===== Information supplied

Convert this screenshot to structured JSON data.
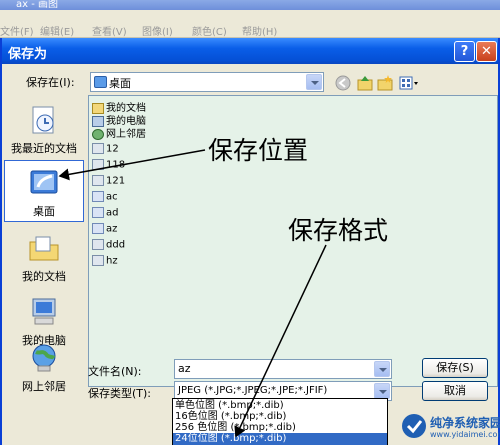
{
  "paint": {
    "title": "ax - 画图",
    "menu": [
      "文件(F)",
      "编辑(E)",
      "查看(V)",
      "图像(I)",
      "颜色(C)",
      "帮助(H)"
    ]
  },
  "dialog": {
    "title": "保存为",
    "help_label": "?",
    "close_label": "✕",
    "save_in_label": "保存在(I):",
    "save_in_value": "桌面"
  },
  "places": [
    {
      "label": "我最近的文档",
      "icon": "recent-documents-icon"
    },
    {
      "label": "桌面",
      "icon": "desktop-icon"
    },
    {
      "label": "我的文档",
      "icon": "my-documents-icon"
    },
    {
      "label": "我的电脑",
      "icon": "my-computer-icon"
    },
    {
      "label": "网上邻居",
      "icon": "network-places-icon"
    }
  ],
  "files": [
    {
      "name": "我的文档",
      "icon": "doc"
    },
    {
      "name": "我的电脑",
      "icon": "pc"
    },
    {
      "name": "网上邻居",
      "icon": "net"
    },
    {
      "name": "12",
      "icon": "jpg"
    },
    {
      "name": "118",
      "icon": "jpg"
    },
    {
      "name": "121",
      "icon": "jpg"
    },
    {
      "name": "ac",
      "icon": "bmp"
    },
    {
      "name": "ad",
      "icon": "bmp"
    },
    {
      "name": "az",
      "icon": "bmp"
    },
    {
      "name": "ddd",
      "icon": "jpg"
    },
    {
      "name": "hz",
      "icon": "jpg"
    }
  ],
  "filename_label": "文件名(N):",
  "filename_value": "az",
  "filetype_label": "保存类型(T):",
  "filetype_value": "JPEG (*.JPG;*.JPEG;*.JPE;*.JFIF)",
  "save_button": "保存(S)",
  "cancel_button": "取消",
  "filetype_options": [
    "单色位图 (*.bmp;*.dib)",
    "16色位图 (*.bmp;*.dib)",
    "256 色位图 (*.bmp;*.dib)",
    "24位位图 (*.bmp;*.dib)"
  ],
  "annotations": {
    "location": "保存位置",
    "format": "保存格式"
  },
  "watermark": {
    "title": "纯净系统家园",
    "url": "www.yidaimei.com"
  },
  "colors": {
    "titlebar": "#0A5EE8",
    "selection": "#316AC5",
    "file_pane": "#E5F2E8"
  }
}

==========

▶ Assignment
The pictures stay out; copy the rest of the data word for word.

▶ Written solution
Convert this screenshot to structured JSON data.
{
  "paint": {
    "title": "ax - 画图",
    "menu": [
      "文件(F)",
      "编辑(E)",
      "查看(V)",
      "图像(I)",
      "颜色(C)",
      "帮助(H)"
    ]
  },
  "dialog": {
    "title": "保存为",
    "help_label": "?",
    "close_label": "✕",
    "save_in_label": "保存在(I):",
    "save_in_value": "桌面"
  },
  "places": [
    {
      "label": "我最近的文档",
      "icon": "recent-documents-icon"
    },
    {
      "label": "桌面",
      "icon": "desktop-icon"
    },
    {
      "label": "我的文档",
      "icon": "my-documents-icon"
    },
    {
      "label": "我的电脑",
      "icon": "my-computer-icon"
    },
    {
      "label": "网上邻居",
      "icon": "network-places-icon"
    }
  ],
  "files": [
    {
      "name": "我的文档",
      "icon": "doc"
    },
    {
      "name": "我的电脑",
      "icon": "pc"
    },
    {
      "name": "网上邻居",
      "icon": "net"
    },
    {
      "name": "12",
      "icon": "jpg"
    },
    {
      "name": "118",
      "icon": "jpg"
    },
    {
      "name": "121",
      "icon": "jpg"
    },
    {
      "name": "ac",
      "icon": "bmp"
    },
    {
      "name": "ad",
      "icon": "bmp"
    },
    {
      "name": "az",
      "icon": "bmp"
    },
    {
      "name": "ddd",
      "icon": "jpg"
    },
    {
      "name": "hz",
      "icon": "jpg"
    }
  ],
  "filename_label": "文件名(N):",
  "filename_value": "az",
  "filetype_label": "保存类型(T):",
  "filetype_value": "JPEG (*.JPG;*.JPEG;*.JPE;*.JFIF)",
  "save_button": "保存(S)",
  "cancel_button": "取消",
  "filetype_options": [
    "单色位图 (*.bmp;*.dib)",
    "16色位图 (*.bmp;*.dib)",
    "256 色位图 (*.bmp;*.dib)",
    "24位位图 (*.bmp;*.dib)"
  ],
  "annotations": {
    "location": "保存位置",
    "format": "保存格式"
  },
  "watermark": {
    "title": "纯净系统家园",
    "url": "www.yidaimei.com"
  },
  "colors": {
    "titlebar": "#0A5EE8",
    "selection": "#316AC5",
    "file_pane": "#E5F2E8"
  }
}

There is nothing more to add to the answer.